#### Task data:
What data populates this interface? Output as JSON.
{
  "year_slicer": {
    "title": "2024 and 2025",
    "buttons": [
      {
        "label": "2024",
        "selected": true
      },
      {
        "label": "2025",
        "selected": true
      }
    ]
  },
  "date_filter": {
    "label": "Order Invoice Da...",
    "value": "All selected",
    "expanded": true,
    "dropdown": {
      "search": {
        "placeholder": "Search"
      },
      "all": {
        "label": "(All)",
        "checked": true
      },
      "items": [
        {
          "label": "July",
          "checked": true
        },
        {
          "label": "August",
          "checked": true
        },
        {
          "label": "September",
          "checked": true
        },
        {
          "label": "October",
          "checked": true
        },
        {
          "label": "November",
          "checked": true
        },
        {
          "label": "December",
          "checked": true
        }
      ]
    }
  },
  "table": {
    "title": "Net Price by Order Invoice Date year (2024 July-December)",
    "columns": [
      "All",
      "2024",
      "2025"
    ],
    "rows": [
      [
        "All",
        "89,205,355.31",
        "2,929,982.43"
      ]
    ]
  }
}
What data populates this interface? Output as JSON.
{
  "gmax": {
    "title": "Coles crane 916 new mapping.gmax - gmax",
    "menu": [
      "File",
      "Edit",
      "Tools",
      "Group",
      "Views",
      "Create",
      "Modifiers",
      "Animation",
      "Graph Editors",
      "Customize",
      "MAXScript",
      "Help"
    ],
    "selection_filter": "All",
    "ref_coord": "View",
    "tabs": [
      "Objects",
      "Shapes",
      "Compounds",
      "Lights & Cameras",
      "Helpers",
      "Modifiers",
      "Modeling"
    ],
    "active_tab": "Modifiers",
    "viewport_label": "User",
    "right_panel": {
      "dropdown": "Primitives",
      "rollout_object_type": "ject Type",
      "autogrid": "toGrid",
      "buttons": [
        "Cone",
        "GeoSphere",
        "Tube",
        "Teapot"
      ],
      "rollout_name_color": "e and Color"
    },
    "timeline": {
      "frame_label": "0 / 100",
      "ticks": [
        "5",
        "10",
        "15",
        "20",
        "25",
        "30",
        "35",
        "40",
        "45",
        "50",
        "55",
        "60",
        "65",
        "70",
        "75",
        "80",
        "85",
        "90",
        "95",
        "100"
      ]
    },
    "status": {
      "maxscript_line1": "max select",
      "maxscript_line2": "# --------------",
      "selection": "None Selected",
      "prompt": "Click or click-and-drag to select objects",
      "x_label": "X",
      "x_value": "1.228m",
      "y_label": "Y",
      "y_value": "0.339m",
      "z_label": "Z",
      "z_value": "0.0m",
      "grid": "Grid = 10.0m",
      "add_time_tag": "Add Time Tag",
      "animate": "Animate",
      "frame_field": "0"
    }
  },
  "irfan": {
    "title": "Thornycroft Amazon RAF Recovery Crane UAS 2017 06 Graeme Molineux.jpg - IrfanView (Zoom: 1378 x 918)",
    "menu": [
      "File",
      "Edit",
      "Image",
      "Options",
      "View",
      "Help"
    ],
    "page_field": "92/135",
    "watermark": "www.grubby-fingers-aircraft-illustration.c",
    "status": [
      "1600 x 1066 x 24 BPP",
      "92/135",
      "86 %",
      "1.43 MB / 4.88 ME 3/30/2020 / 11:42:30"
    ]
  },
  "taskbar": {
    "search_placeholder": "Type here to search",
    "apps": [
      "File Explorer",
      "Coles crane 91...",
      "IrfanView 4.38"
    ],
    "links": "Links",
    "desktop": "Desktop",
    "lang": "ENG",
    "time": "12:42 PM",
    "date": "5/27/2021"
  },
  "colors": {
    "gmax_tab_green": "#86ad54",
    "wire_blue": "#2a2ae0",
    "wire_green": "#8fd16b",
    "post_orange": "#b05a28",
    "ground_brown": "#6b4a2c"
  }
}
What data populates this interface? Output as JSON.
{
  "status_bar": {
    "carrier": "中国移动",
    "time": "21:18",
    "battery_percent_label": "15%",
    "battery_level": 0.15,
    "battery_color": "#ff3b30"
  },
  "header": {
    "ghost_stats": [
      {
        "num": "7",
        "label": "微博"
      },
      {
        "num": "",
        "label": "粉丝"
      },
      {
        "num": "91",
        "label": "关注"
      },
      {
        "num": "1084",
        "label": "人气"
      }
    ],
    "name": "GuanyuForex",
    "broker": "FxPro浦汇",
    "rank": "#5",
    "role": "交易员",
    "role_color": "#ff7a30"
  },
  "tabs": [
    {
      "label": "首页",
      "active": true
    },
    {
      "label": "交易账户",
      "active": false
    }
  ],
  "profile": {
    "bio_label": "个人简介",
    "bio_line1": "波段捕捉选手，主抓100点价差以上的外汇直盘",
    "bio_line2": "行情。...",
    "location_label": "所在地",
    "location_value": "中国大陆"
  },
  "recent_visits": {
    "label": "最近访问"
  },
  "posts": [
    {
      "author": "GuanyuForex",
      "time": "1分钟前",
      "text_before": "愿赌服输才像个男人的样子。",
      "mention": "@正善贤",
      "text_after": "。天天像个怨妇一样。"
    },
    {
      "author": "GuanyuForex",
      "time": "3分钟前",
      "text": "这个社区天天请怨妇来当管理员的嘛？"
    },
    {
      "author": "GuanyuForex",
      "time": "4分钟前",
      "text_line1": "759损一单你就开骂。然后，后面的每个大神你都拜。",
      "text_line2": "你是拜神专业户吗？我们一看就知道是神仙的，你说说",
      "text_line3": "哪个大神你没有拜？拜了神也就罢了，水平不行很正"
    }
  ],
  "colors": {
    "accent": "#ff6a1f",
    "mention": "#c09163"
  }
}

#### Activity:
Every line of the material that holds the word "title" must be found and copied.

#### Answer box:
    "title": "2024 and 2025",
    "title": "Net Price by Order Invoice Date year (2024 July-December)",
    "title": "Coles crane 916 new mapping.gmax - gmax",
    "title": "Thornycroft Amazon RAF Recovery Crane UAS 2017 06 Graeme Molineux.jpg - IrfanView (Zoom: 1378 x 918)",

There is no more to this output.